Given data below:

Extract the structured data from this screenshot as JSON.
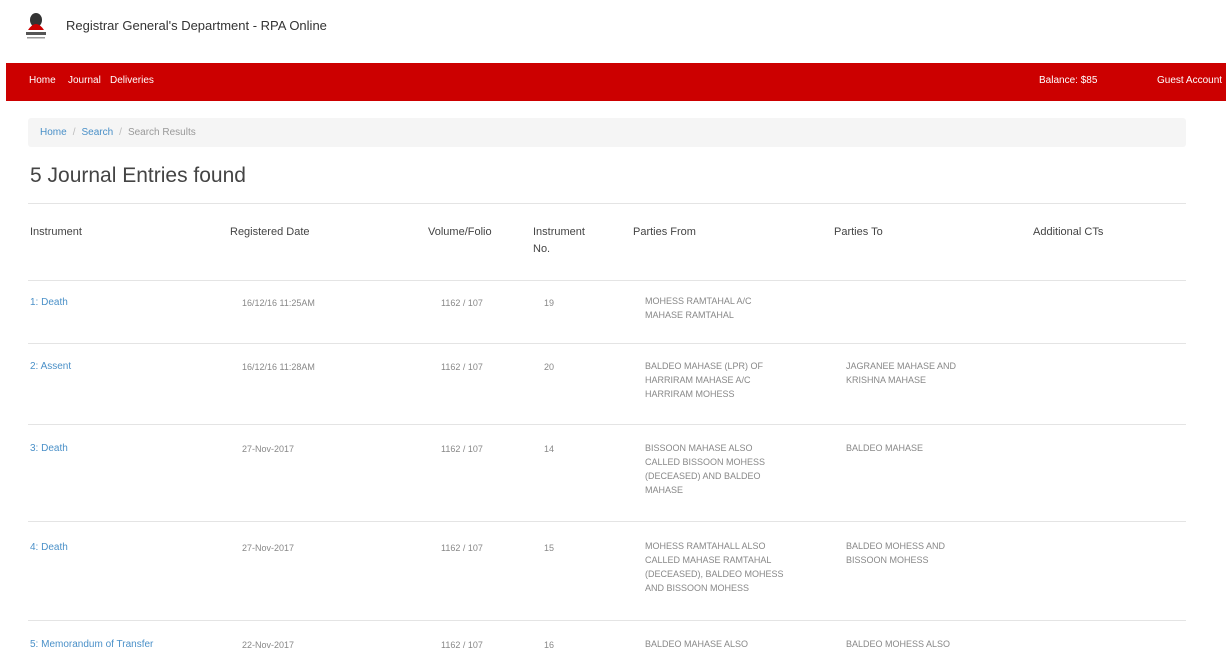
{
  "header": {
    "title": "Registrar General's Department - RPA Online",
    "logo_icon": "coat-of-arms-logo"
  },
  "nav": {
    "home": "Home",
    "journal": "Journal",
    "deliveries": "Deliveries",
    "balance": "Balance: $85",
    "account": "Guest Account"
  },
  "breadcrumb": {
    "home": "Home",
    "search": "Search",
    "current": "Search Results"
  },
  "page": {
    "title": "5 Journal Entries found"
  },
  "table": {
    "columns": {
      "instrument": "Instrument",
      "registered_date": "Registered Date",
      "volume_folio": "Volume/Folio",
      "instrument_no": "Instrument No.",
      "parties_from": "Parties From",
      "parties_to": "Parties To",
      "additional_cts": "Additional CTs"
    },
    "rows": [
      {
        "instrument": "1: Death",
        "registered_date": "16/12/16 11:25AM",
        "volume_folio": "1162 / 107",
        "instrument_no": "19",
        "parties_from": "MOHESS RAMTAHAL A/C MAHASE RAMTAHAL",
        "parties_to": "",
        "additional_cts": ""
      },
      {
        "instrument": "2: Assent",
        "registered_date": "16/12/16 11:28AM",
        "volume_folio": "1162 / 107",
        "instrument_no": "20",
        "parties_from": "BALDEO MAHASE (LPR) OF HARRIRAM MAHASE A/C HARRIRAM MOHESS",
        "parties_to": "JAGRANEE MAHASE AND KRISHNA MAHASE",
        "additional_cts": ""
      },
      {
        "instrument": "3: Death",
        "registered_date": "27-Nov-2017",
        "volume_folio": "1162 / 107",
        "instrument_no": "14",
        "parties_from": "BISSOON MAHASE ALSO CALLED BISSOON MOHESS (DECEASED) AND BALDEO MAHASE",
        "parties_to": "BALDEO MAHASE",
        "additional_cts": ""
      },
      {
        "instrument": "4: Death",
        "registered_date": "27-Nov-2017",
        "volume_folio": "1162 / 107",
        "instrument_no": "15",
        "parties_from": "MOHESS RAMTAHALL ALSO CALLED MAHASE RAMTAHAL (DECEASED), BALDEO MOHESS AND BISSOON MOHESS",
        "parties_to": "BALDEO MOHESS AND BISSOON MOHESS",
        "additional_cts": ""
      },
      {
        "instrument": "5: Memorandum of Transfer",
        "registered_date": "22-Nov-2017",
        "volume_folio": "1162 / 107",
        "instrument_no": "16",
        "parties_from": "BALDEO MAHASE ALSO",
        "parties_to": "BALDEO MOHESS ALSO",
        "additional_cts": ""
      }
    ]
  },
  "colors": {
    "navbar": "#cc0000",
    "link": "#4a90c8",
    "muted_text": "#888888"
  }
}
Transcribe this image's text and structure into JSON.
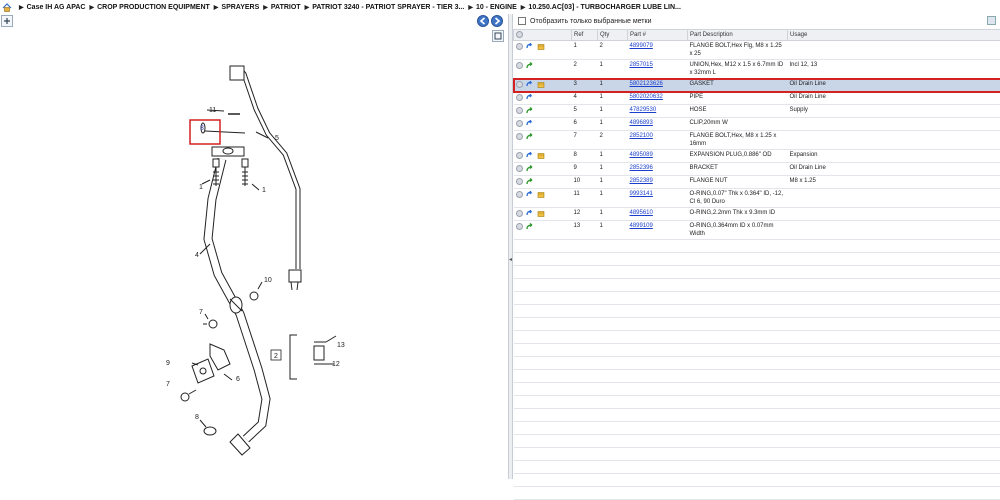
{
  "breadcrumb": {
    "home_icon": "home-icon",
    "items": [
      "Case IH AG APAC",
      "CROP PRODUCTION EQUIPMENT",
      "SPRAYERS",
      "PATRIOT",
      "PATRIOT 3240 - PATRIOT SPRAYER - TIER 3...",
      "10 - ENGINE",
      "10.250.AC[03] - TURBOCHARGER LUBE LIN..."
    ]
  },
  "toolbar": {
    "expand_icon": "expand-icon",
    "prev_icon": "back-arrow-icon",
    "next_icon": "forward-arrow-icon",
    "fit_icon": "fit-icon"
  },
  "filter": {
    "label": "Отобразить только выбранные метки",
    "checked": false
  },
  "table": {
    "headers": [
      "",
      "Ref",
      "Qty",
      "Part #",
      "Part Description",
      "Usage"
    ],
    "rows": [
      {
        "icons": [
          "circle",
          "blue",
          "box"
        ],
        "ref": "1",
        "qty": "2",
        "part": "4899079",
        "desc": "FLANGE BOLT,Hex Flg, M8 x 1.25 x 25",
        "usage": "",
        "selected": false
      },
      {
        "icons": [
          "circle",
          "green"
        ],
        "ref": "2",
        "qty": "1",
        "part": "2857015",
        "desc": "UNION,Hex, M12 x 1.5 x 6.7mm ID x 32mm L",
        "usage": "Incl 12, 13",
        "selected": false
      },
      {
        "icons": [
          "circle",
          "blue",
          "box"
        ],
        "ref": "3",
        "qty": "1",
        "part": "5802123626",
        "desc": "GASKET",
        "usage": "Oil Drain Line",
        "selected": true
      },
      {
        "icons": [
          "circle",
          "blue"
        ],
        "ref": "4",
        "qty": "1",
        "part": "5802020632",
        "desc": "PIPE",
        "usage": "Oil Drain Line",
        "selected": false
      },
      {
        "icons": [
          "circle",
          "green"
        ],
        "ref": "5",
        "qty": "1",
        "part": "47829530",
        "desc": "HOSE",
        "usage": "Supply",
        "selected": false
      },
      {
        "icons": [
          "circle",
          "blue"
        ],
        "ref": "6",
        "qty": "1",
        "part": "4896893",
        "desc": "CLIP,20mm W",
        "usage": "",
        "selected": false
      },
      {
        "icons": [
          "circle",
          "green"
        ],
        "ref": "7",
        "qty": "2",
        "part": "2852100",
        "desc": "FLANGE BOLT,Hex, M8 x 1.25 x 16mm",
        "usage": "",
        "selected": false
      },
      {
        "icons": [
          "circle",
          "blue",
          "box"
        ],
        "ref": "8",
        "qty": "1",
        "part": "4895089",
        "desc": "EXPANSION PLUG,0.886\" OD",
        "usage": "Expansion",
        "selected": false
      },
      {
        "icons": [
          "circle",
          "green"
        ],
        "ref": "9",
        "qty": "1",
        "part": "2852396",
        "desc": "BRACKET",
        "usage": "Oil Drain Line",
        "selected": false
      },
      {
        "icons": [
          "circle",
          "green"
        ],
        "ref": "10",
        "qty": "1",
        "part": "2852389",
        "desc": "FLANGE NUT",
        "usage": "M8 x 1.25",
        "selected": false
      },
      {
        "icons": [
          "circle",
          "blue",
          "box"
        ],
        "ref": "11",
        "qty": "1",
        "part": "9993141",
        "desc": "O-RING,0.07\" Thk x 0.364\" ID, -12, Cl 6, 90 Duro",
        "usage": "",
        "selected": false
      },
      {
        "icons": [
          "circle",
          "blue",
          "box"
        ],
        "ref": "12",
        "qty": "1",
        "part": "4895610",
        "desc": "O-RING,2.2mm Thk x 9.3mm ID",
        "usage": "",
        "selected": false
      },
      {
        "icons": [
          "circle",
          "green"
        ],
        "ref": "13",
        "qty": "1",
        "part": "4899109",
        "desc": "O-RING,0.364mm ID x 0.07mm Width",
        "usage": "",
        "selected": false
      }
    ]
  },
  "diagram": {
    "labels": {
      "l1a": "1",
      "l1b": "1",
      "l2": "2",
      "l3": "3",
      "l4": "4",
      "l5": "5",
      "l6": "6",
      "l7a": "7",
      "l7b": "7",
      "l8": "8",
      "l9": "9",
      "l10": "10",
      "l11": "11",
      "l12": "12",
      "l13": "13"
    }
  },
  "colors": {
    "highlight": "#d32020",
    "selected_row": "#c9d6e8",
    "link": "#1a3fcc",
    "nav_blue": "#3f74c6"
  }
}
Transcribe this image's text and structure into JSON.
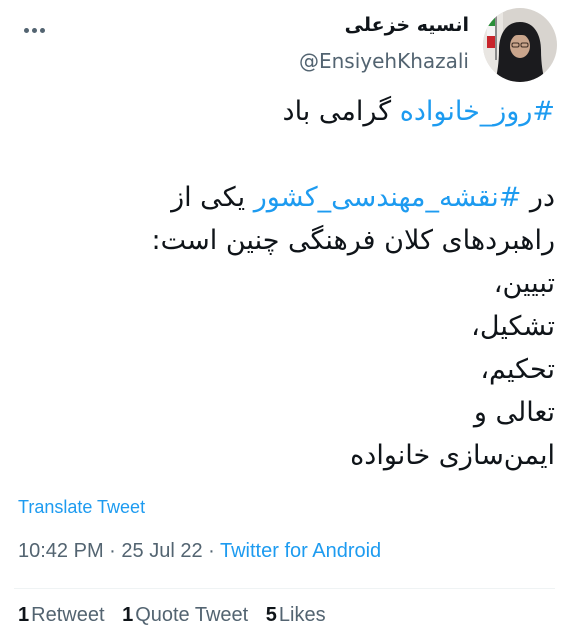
{
  "author": {
    "display_name": "انسیه خزعلی",
    "handle": "@EnsiyehKhazali"
  },
  "tweet": {
    "line1_hashtag": "#روز_خانواده",
    "line1_text": " گرامی باد",
    "line2_pre": "در ",
    "line2_hashtag": "#نقشه_مهندسی_کشور",
    "line2_post": " یکی از",
    "line3": "راهبردهای کلان فرهنگی چنین است:",
    "line4": "تبیین،",
    "line5": "تشکیل،",
    "line6": "تحکیم،",
    "line7": "تعالی و",
    "line8": "ایمن‌سازی خانواده"
  },
  "translate_label": "Translate Tweet",
  "meta": {
    "time": "10:42 PM",
    "sep1": " · ",
    "date": "25 Jul 22",
    "sep2": " · ",
    "source": "Twitter for Android"
  },
  "stats": {
    "retweets_count": "1",
    "retweets_label": "Retweet",
    "quotes_count": "1",
    "quotes_label": "Quote Tweet",
    "likes_count": "5",
    "likes_label": "Likes"
  },
  "colors": {
    "link": "#1d9bf0",
    "secondary": "#536471",
    "text": "#0f1419"
  }
}
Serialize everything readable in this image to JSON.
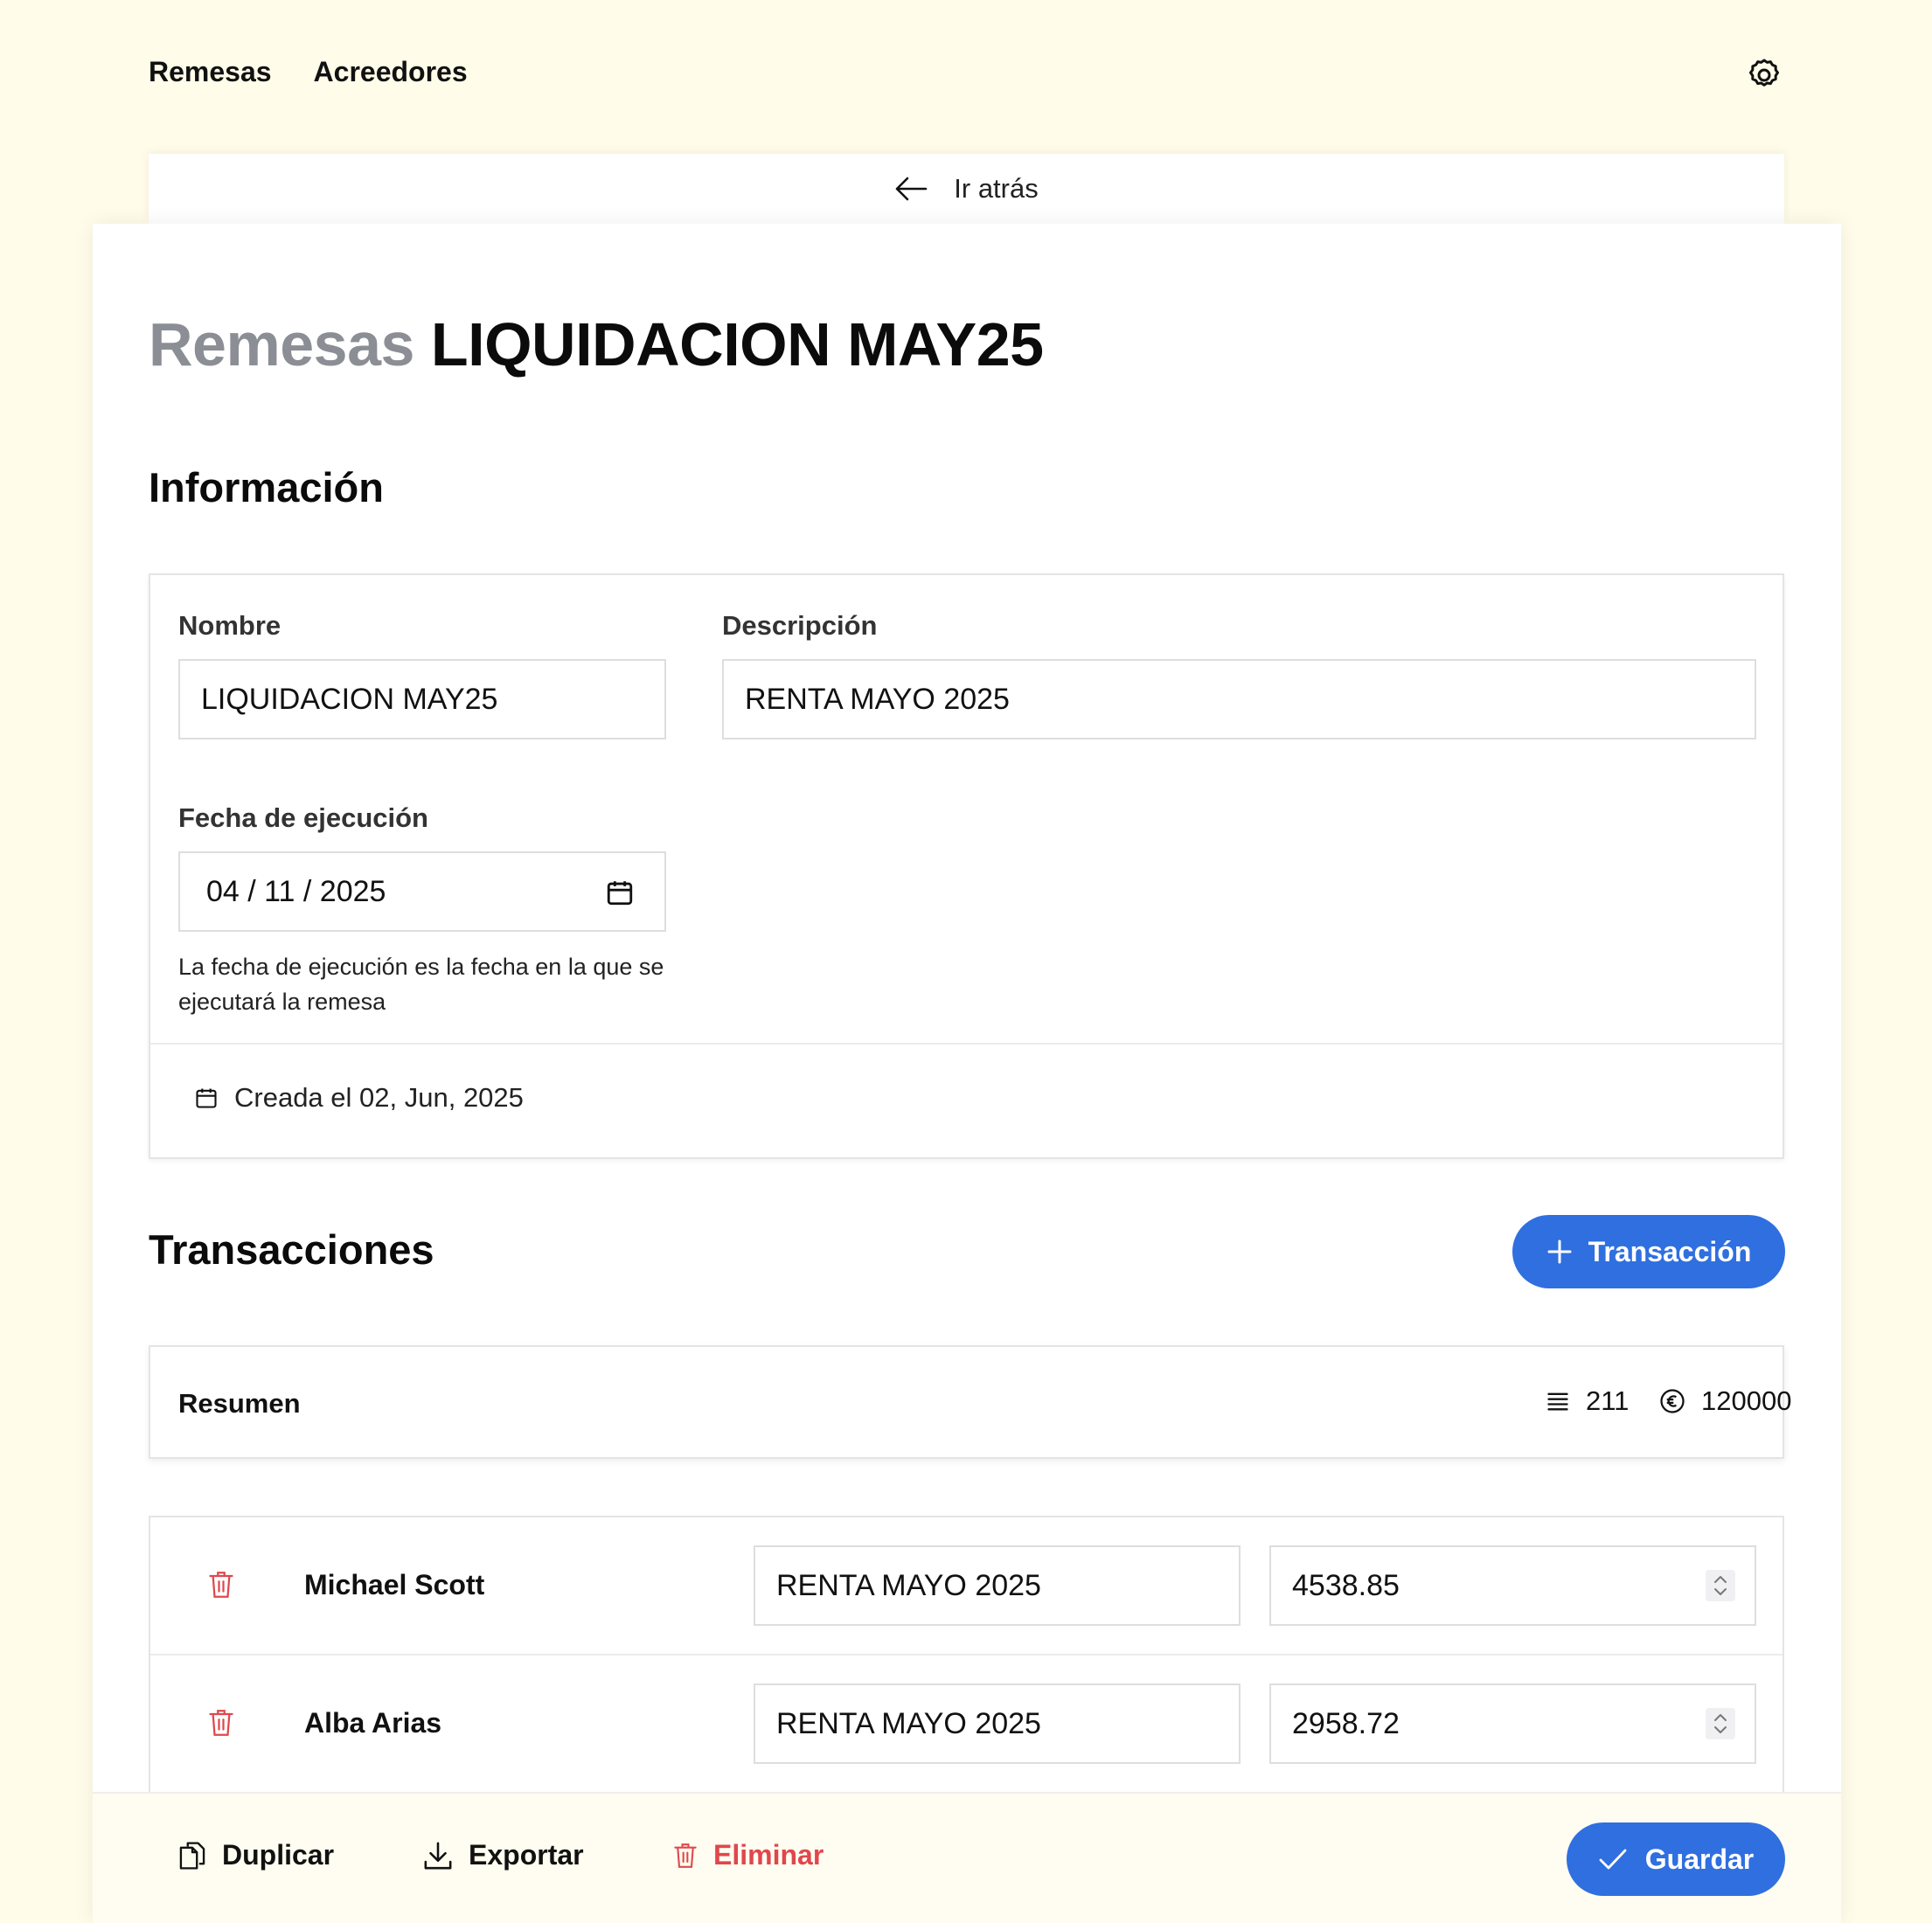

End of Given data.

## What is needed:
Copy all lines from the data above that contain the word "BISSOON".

## Your response:
        "parties_from": "BISSOON MAHASE ALSO CALLED BISSOON MOHESS (DECEASED) AND BALDEO MAHASE",
        "parties_from": "MOHESS RAMTAHALL ALSO CALLED MAHASE RAMTAHAL (DECEASED), BALDEO MOHESS AND BISSOON MOHESS",
        "parties_to": "BALDEO MOHESS AND BISSOON MOHESS",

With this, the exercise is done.